Mark McGough’s name will be forever associated with the Anzac Day clash. During his 49-game career, McGough played in three Anzac Day games with Collingwood, the first being in his second AFL match as a 17-year-old, where he received the Anzac Medal. He shares his thoughts about the day in an exclusive column for Aflplayers.com.au.
Around this time 15 years ago, I was presented with my fondest AFL memory.
As a 17-year-old in my second AFL match, I played in my first Anzac Day match against the Bombers.
Being a green high-school student at the time, I didn’t fully understand the true significance of the day.
Mick Malthouse, being a military history aficionado, always stressed the importance of playing on Anzac Day and how big the occasion is, not only for Collingwood and Essendon but also for Australia.

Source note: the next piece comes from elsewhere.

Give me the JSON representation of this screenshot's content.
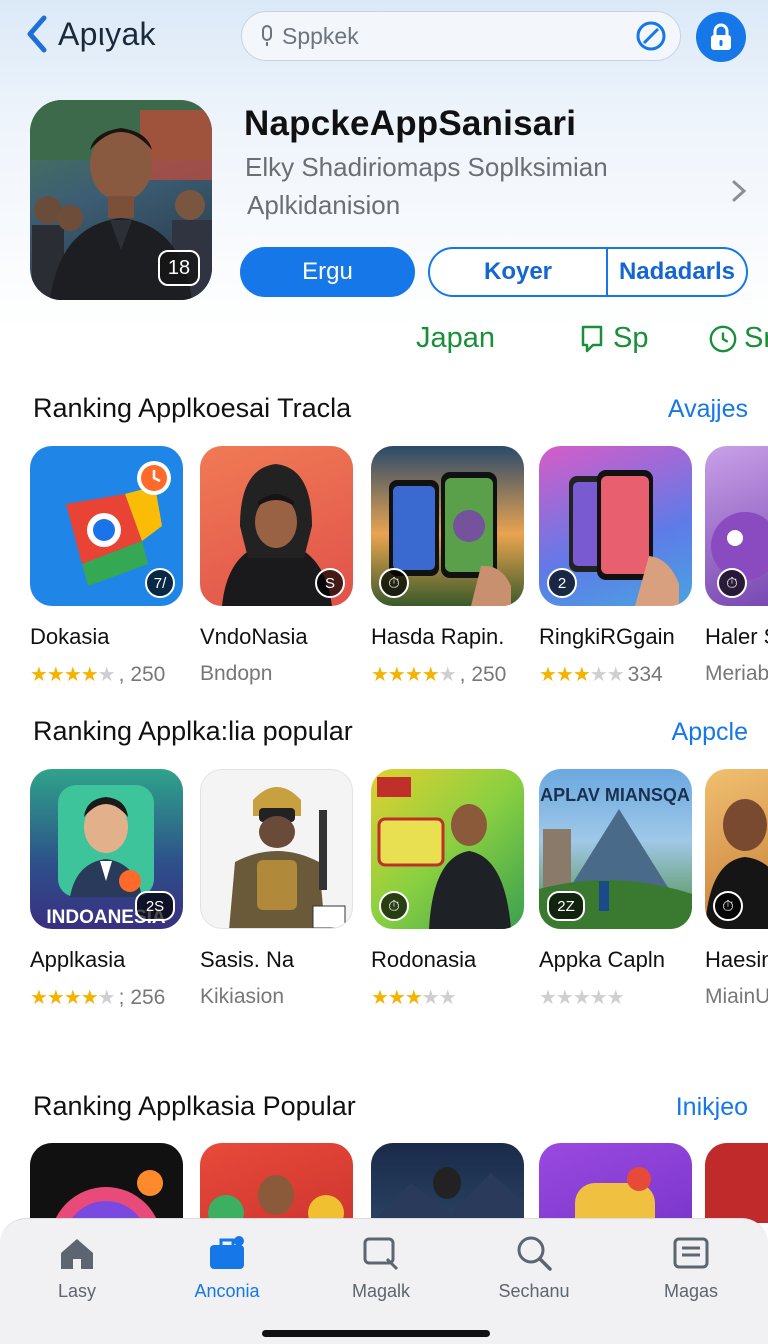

Before one of the three Anzac Day clashes I was lucky enough to play in, Mick read quotes and stories about some VFL players who served during war and never came back, which reduced him to tears.
While it was a moment where a lot of the playing group were unsure how to react, the occasion wasn’t lost on us and that memory is something I’ll never forget.
The thing that really stands out from my Anzac Day experiences in comparison to the other 48 AFL games I played was the amount of people in the crowd.
There’s a larger microscope on those games. The amount of media interest and fans that turn up or tune into the game is extraordinary for a home and away match.
While it’s just another footy game when you’re out there, there’s a sense of extra significance because of the national holiday and everything that comes with it.
Enduring a minute silence out in the middle of the ground before the game is a very special moment.
With more than 80,000 people in attendance and for all of them to be so quiet and respectful in an environment such as a game of footy is quite a solemn experience.
Being a player who spent the majority of his AFL career on the fringes, winning the 2002 Anzac medal is the highlight of my time at the elite level.
While post-AFL, during my time at East Fremantle in the WAFL, holds my dearest footy memories overall, it’s no secret that the three games I played on Anzac Day were some of my best efforts at Collingwood.
A soggy 2002 clash suited me and I was going well during the 2003 match to three-quarter time but didn’t come back on the ground.
Just before the siren sounded, Essendon’s Paul Barnard had a shot at goal from around 30 metres out. Thinking he’d at least score a behind, I started heading towards the middle of ground.
Sure enough, he didn’t make the distance and the ball rebounded to centre half-back where Paul Licuria unsuccessfully defended three opponents and James Hird steered through an Essendon goal – all while I was halfway to the centre square. Mick then threw a whiteboard at me during the break – I won’t be forgetting that error anytime soon.
Although we lost the 2004 encounter a year later, I finished runner-up to Hird for the Anzac Medal in what would be my last game on the public holiday.
I’m not really too sure why I tended to play better during those games. It may have been due to match-ups with Essendon or the way the games happened to play out, but other than that, I can’t really put my finger on why my output increased on Anzac Day.
Because there was so much media exposure and the fact I was so young and ended up having such a short career, my lasting memory in the sport is attached to Anzac Day.
While I feel I played a couple of games that were better, the three Anzac Day clashes were some of my best games and I’m proud I was able to achieve something on such a significant event on the Australian calendar.
I’m a history teacher now and, in regards to the day itself, we look at Anzac Day and what it means to the country.
It’s not only the Australians who were sent overseas to fight in support of Britain that we celebrate during this public holiday, it’s about recognising all the people who have fought and given their lives for our nation.
For me, it’s important to recognise those who have fought and died for Australia but we also need to remember not to glorify the horrific event that is war.
Young men and women went into foreign countries in terrible conditions to fight and a lot of them lost their lives. It’s important to learn from those experiences and use them as reasons to avoid future conflict.
Footy has become synonymous with Anzac Day now but you can’t compare a game to war. The sacrifices these young men and women made, and continue to make to this day, to defend our Australian values and beliefs are unlike anything that’s capable out on the field of play.
But having a game to help commemorate the day is vital for creating an awareness of what Anzac Day is all about.